And they’re endorsed by celebrities, like Elizabeth Taylor and Kevin Jonas, who’ve rented out their rooms to the public. Although celebrities stay at hotels, that’s the end of the relationship. If celebrities like Airbnb’s business model so much that they’re hosting their opening their doors, they clearly trust it.
Trust is the foundation of this business. It starts from celebrities and travels down to the average traveler.
Additionally, the business focus isn’t centered on only hosting rooms. Airbnb is expanding out into travel guides; you can select a person who will show you around the city at a set price. With this in place, it’s easier for the company to offer car rentals and other necessary tools for travelers. If they choose.
Threats: Lawsuits for Airbnb, fines for the hosts.
Although a few cities are updating their housing regulations to accommodate Airbnb, it’s not nearly enough. Airbnb is available worldwide in 192 countries. Each country, state, and city have their own regulations to abide by.
Airbnb could help their hosts and guests understand these laws. Making them follow it is out of their hands. Instead, Airbnb needs to hope they’re meeting the expectations of local laws. And then do what they can, legally, to protect themselves if the hosts and guests don’t follow through.
At the moment, the company is facing a number of lawsuits from all over the world. Hosts are also facing legal repercussions (fines) for hosting illegal hotels. In general, it seems the biggest threat for everyone involved is the failure to follow housing protocols.
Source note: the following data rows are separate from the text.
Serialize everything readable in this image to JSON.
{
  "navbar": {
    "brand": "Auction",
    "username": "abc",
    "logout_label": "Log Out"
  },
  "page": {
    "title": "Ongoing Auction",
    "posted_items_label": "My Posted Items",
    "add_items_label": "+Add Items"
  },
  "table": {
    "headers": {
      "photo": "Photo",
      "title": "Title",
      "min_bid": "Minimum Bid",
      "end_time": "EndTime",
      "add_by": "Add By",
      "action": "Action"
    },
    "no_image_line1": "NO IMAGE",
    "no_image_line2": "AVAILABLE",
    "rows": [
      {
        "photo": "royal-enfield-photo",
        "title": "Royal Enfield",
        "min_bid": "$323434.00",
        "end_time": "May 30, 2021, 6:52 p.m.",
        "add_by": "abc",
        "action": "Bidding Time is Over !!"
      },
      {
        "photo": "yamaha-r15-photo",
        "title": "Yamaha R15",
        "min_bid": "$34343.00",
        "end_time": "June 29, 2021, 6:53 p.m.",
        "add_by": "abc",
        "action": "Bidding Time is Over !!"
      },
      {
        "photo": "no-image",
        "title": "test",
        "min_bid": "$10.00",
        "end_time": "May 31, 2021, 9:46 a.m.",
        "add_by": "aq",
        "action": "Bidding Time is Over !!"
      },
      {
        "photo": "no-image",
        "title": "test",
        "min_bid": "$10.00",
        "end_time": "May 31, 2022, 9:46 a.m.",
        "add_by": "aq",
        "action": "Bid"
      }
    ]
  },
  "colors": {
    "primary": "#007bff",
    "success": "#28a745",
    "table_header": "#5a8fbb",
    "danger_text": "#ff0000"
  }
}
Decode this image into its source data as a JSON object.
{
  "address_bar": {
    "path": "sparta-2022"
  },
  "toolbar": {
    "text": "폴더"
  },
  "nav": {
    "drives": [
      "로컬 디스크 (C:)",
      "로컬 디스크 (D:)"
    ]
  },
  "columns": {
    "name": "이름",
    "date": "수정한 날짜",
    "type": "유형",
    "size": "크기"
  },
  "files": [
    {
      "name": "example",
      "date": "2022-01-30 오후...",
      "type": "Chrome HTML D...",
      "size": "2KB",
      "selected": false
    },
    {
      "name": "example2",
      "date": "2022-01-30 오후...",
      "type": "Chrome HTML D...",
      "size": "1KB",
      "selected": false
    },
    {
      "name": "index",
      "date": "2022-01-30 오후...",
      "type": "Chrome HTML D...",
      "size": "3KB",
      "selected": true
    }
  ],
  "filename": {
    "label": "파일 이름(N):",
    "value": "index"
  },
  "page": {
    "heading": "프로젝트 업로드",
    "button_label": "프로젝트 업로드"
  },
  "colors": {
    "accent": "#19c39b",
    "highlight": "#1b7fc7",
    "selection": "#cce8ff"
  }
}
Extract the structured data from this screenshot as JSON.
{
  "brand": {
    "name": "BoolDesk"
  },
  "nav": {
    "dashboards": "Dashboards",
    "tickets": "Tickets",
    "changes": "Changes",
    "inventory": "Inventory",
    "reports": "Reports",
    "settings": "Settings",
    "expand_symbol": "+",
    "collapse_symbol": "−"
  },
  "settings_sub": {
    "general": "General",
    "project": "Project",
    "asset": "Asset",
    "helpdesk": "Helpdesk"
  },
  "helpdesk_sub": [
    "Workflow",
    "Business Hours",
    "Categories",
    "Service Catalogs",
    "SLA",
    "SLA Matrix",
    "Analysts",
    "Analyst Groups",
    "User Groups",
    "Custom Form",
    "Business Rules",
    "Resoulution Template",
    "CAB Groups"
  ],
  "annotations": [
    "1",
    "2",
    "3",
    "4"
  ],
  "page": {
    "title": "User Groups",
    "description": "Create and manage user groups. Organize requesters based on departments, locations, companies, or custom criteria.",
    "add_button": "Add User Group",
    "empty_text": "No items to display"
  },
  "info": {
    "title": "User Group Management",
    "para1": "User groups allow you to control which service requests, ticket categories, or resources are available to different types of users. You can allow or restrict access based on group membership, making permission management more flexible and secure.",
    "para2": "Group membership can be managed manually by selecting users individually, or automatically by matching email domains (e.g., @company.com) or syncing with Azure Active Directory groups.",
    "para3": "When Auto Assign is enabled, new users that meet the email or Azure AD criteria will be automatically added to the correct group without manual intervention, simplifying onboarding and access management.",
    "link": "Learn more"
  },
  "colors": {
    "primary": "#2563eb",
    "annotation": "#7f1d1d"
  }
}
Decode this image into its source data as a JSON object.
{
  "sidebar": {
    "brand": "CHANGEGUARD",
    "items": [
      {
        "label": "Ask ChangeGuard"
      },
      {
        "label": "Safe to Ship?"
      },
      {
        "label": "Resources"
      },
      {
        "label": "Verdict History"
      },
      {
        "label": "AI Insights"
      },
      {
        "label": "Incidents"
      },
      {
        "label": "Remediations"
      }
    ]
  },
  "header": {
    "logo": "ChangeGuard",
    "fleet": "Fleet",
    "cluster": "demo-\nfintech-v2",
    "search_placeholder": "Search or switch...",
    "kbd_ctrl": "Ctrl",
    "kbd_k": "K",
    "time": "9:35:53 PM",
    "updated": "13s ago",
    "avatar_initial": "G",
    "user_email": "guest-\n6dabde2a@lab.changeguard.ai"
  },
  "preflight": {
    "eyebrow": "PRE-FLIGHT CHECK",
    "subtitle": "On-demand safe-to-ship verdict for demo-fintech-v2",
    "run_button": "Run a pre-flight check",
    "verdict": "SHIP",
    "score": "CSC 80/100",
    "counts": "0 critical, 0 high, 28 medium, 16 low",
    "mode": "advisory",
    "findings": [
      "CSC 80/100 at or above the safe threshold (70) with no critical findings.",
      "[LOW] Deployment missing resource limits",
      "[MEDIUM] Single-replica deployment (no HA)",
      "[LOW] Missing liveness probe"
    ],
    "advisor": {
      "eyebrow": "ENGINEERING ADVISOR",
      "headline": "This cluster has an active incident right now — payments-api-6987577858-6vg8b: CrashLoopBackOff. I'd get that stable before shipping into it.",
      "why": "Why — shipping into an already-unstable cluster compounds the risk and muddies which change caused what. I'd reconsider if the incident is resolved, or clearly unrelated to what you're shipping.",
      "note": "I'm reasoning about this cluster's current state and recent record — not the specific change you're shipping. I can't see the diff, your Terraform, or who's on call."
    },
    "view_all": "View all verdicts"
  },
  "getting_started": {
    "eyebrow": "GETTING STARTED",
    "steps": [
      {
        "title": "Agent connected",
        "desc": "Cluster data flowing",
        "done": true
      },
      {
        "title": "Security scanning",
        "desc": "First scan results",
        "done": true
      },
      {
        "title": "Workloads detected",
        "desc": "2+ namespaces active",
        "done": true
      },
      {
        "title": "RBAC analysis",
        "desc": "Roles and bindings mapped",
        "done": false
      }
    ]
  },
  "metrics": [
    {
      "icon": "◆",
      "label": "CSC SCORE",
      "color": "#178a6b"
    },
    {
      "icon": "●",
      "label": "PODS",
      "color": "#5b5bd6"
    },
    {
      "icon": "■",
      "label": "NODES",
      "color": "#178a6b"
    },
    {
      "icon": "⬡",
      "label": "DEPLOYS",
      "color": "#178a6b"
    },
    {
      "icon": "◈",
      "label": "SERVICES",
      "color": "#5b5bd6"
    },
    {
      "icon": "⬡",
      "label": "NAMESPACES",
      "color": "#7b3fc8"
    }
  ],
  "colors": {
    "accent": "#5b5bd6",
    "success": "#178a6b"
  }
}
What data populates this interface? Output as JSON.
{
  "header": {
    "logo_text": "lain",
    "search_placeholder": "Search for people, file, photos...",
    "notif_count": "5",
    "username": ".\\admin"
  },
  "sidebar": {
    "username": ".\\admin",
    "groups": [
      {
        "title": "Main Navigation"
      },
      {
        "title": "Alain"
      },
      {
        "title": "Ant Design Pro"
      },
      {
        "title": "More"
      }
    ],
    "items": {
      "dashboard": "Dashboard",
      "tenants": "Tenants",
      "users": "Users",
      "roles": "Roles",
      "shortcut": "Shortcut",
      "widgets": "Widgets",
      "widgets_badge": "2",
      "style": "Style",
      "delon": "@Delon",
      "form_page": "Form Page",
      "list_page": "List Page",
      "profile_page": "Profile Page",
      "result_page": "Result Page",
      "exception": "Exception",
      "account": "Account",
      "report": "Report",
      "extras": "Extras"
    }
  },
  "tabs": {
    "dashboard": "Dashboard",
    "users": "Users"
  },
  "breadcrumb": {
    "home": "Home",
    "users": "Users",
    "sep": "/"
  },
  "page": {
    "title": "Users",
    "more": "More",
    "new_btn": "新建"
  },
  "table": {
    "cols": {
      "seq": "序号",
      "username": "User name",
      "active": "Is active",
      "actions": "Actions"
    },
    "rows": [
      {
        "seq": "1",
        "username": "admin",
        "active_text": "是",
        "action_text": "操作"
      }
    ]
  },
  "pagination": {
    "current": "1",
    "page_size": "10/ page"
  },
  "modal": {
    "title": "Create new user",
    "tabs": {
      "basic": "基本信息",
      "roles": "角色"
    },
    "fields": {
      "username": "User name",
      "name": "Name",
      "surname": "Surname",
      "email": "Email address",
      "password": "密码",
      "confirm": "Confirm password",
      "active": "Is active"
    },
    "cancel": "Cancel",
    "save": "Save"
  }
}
Also, the competitor scene is growing. Yes, they exist. No, they’re not as big as Airbnb. But if they’re paying attention, they may be a big problem for Airbnb in the future. Especially if they can find a way to put a lid on the legal issues.